A Good Home For Old Words


The American Antiquarian Society, which houses two-thirds of all the material known to have been published in this country from 1640 to 1821, this year is celebrating its 175th anniversary. Located in Worcester, Massachusetts, it is an organization of great distinction as well as unique gentility. Its membership, limited to five hundred at any one time, has included twelve Presidents of the United States and forty-eight Pulitzer Prize-winning authors.

The work as well as the atmosphere of this superlative depository of our history was described by an appreciative English scholar of children’s literature who originally published her impressions of the society in the London Times Literary Supplement:


Those who are used to working in the rare-book rooms of American libraries behind bullet-proof glass and electronically controlled doors, scanned by closed-circuit television and frisked by armed guards, cannot fail to be struck by the gentlemanly way in which the American Antiquarian Society, the chief repository of early American historical material, treats its readers, or by the tranquillity of its reading-room, in which it is often difficult to discern other readers, even at what the library avers to be high season… .

Towards the end of Salisbury Street [in Worcester, Massachusetts] are the porticoed classical premises which the Society has occupied since 1910. It is rather like arriving at a club or a country house. There is a subdued but cordial welcome from a courtly major domo who presents the readers’ register with the air of a trusted family servant. Within are fine examples of colonial furniture and portraiture—objects which the Society has acquired almost absent-mindedly over the years. Melodious clocks chime out the quarters and the hours. The service is deft, rapid and personal—your books appear unsolicited on your desk the instant you are seen advancing over the threshold. The reading-room is comfortably small; the catalogues, issue desk and all the reference books you need are only a step from your chair. If American history is what you are after, then this must be the most agreeable library in the world.

Across the road is the private house (the last owner’s family portraits still hanging on the walls) which the Society has recently acquired and adapted to lodge five readers—its Fellows, for the most part—working on long-term projects, who before this would have had to find their own accommodation....There is a lot to be learnt from the other inhabitants of the Goddard-Daniels house....One was studying the book-trade in eighteenth-century America, one pursuing early Vermont families, a third scrutinizing old almanacs for mention of weather, a fourth reading Increase Mather’s journal, a fifth early children’s books.
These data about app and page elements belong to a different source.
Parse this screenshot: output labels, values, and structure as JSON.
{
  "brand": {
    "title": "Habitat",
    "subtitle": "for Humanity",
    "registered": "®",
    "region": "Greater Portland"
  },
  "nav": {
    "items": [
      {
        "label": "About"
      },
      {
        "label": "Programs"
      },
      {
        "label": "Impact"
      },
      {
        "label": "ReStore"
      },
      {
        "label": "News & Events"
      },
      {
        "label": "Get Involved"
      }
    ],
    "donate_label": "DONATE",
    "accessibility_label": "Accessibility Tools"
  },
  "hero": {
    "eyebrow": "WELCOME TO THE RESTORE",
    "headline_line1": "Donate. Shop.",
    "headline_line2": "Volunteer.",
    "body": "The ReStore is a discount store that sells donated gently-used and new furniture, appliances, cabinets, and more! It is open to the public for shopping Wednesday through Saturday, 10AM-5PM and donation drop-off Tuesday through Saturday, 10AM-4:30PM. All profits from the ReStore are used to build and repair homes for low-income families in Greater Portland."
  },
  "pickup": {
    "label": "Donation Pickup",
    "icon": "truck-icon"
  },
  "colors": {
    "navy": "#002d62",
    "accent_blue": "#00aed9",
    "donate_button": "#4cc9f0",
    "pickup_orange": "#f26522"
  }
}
When one’s research is in American history, this must be the most agreeable library in the world.

We were grateful for the comfort of the Goddard-Daniels house, since many of our hours were spent there. The gentlemanliness of the Society extends to the hours it keeps: it is open only until five o’clock, and closed the whole weekend....But you are allowed to carry off for weekend reading such books as are still in print—though it has to be said that replaceable material plays a very small part here, where so many of the holdings are unique items.
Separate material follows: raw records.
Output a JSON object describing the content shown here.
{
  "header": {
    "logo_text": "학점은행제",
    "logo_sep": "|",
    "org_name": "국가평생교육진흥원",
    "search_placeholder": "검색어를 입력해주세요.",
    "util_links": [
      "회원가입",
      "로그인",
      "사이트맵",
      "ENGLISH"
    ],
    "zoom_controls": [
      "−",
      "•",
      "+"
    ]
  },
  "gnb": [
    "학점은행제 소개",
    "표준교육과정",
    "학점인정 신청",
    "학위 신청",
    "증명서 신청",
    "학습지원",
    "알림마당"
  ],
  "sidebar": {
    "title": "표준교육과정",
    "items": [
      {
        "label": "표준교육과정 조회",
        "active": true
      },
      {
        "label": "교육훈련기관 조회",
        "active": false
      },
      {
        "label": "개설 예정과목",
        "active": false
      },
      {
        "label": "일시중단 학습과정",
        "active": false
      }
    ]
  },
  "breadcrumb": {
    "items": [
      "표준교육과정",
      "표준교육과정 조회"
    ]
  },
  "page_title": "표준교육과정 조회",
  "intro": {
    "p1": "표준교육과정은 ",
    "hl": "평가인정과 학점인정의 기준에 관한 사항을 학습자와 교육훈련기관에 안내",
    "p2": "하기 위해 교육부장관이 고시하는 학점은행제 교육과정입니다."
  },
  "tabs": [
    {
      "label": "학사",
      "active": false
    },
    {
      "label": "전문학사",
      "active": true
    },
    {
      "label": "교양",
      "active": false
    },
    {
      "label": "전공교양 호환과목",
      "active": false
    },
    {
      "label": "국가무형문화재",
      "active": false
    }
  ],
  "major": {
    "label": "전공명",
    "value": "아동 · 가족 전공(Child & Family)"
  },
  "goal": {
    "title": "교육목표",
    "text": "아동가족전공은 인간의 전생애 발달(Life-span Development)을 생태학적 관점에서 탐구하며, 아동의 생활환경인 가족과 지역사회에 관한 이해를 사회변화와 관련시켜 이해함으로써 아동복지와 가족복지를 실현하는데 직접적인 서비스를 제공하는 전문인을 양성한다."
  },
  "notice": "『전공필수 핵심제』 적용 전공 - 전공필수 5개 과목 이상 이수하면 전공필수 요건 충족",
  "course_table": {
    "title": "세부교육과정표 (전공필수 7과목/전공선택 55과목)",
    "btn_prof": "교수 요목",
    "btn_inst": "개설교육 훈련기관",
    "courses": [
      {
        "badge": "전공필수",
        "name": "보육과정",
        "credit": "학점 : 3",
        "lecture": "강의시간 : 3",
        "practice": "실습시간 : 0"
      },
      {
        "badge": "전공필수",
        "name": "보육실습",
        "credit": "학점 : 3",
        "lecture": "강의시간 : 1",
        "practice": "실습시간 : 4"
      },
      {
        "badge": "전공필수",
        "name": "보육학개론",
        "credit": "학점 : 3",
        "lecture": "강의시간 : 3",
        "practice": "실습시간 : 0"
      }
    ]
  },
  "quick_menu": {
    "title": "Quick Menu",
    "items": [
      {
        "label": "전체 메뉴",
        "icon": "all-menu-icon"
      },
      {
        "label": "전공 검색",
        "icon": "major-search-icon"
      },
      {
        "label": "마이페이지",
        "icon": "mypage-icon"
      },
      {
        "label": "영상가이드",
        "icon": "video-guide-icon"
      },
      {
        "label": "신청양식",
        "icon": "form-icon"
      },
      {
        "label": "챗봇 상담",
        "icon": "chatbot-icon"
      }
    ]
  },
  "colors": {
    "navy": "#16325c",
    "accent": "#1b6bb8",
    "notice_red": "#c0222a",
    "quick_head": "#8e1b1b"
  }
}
The American Antiquarian Society was founded by Isaiah Thomas who, fleeing from Boston and the retribution of the English during the American Revolution, had brought his patriot newspaper, the Massachusetts Spy, his printing press and his types to Worcester in 1775. He set up shop and remained there for fifty-six years, creating the principal printing and publishing business in the country, which eventually included newspapers, a paper mill, a bindery and bookshops. He was also a scholar and collector, one of the first to realize the historical value of ephemeral printing. He set out, for instance, to buy up the office files of every Revolutionary newspaper, and bought from a Boston music shop one copy of every ballad in stock. In 1812, two years after his History of Printing in America had appeared, he petitioned the Massachusetts Legislature for permission to establish a society to which he proposed to transfer his library. The Society was incorporated in October, and a few months later he announced the gift of his library. As the war of 1812 was then in progress, Worcester, forty miles from the sea and the danger of enemy bombardment, was held to be a reasonably safe place for a collection which even then was realized to be irreplaceable. Thomas was the Society’s first president and a very active one. In assisting it to collect and preserve “every variety of book, pamphlet and manuscript that might be valuable in illustrating any and all parts of American history” he himself gave more than $20,000 and between seven and eight thousand books, including the library of the Mather family—“unquestionably the oldest in New England” he said proudly in his diary—which he bought from one of Cotton Mather’s granddaughters. When the Society’s holdings grew too large to be accommodated in his own house he contributed a site and money to build new premises, which were completed in 1820. His zeal for the well-being of the institution he had founded continued to the end. Three years before his death, when he was seventy-nine, he was cutting the grass.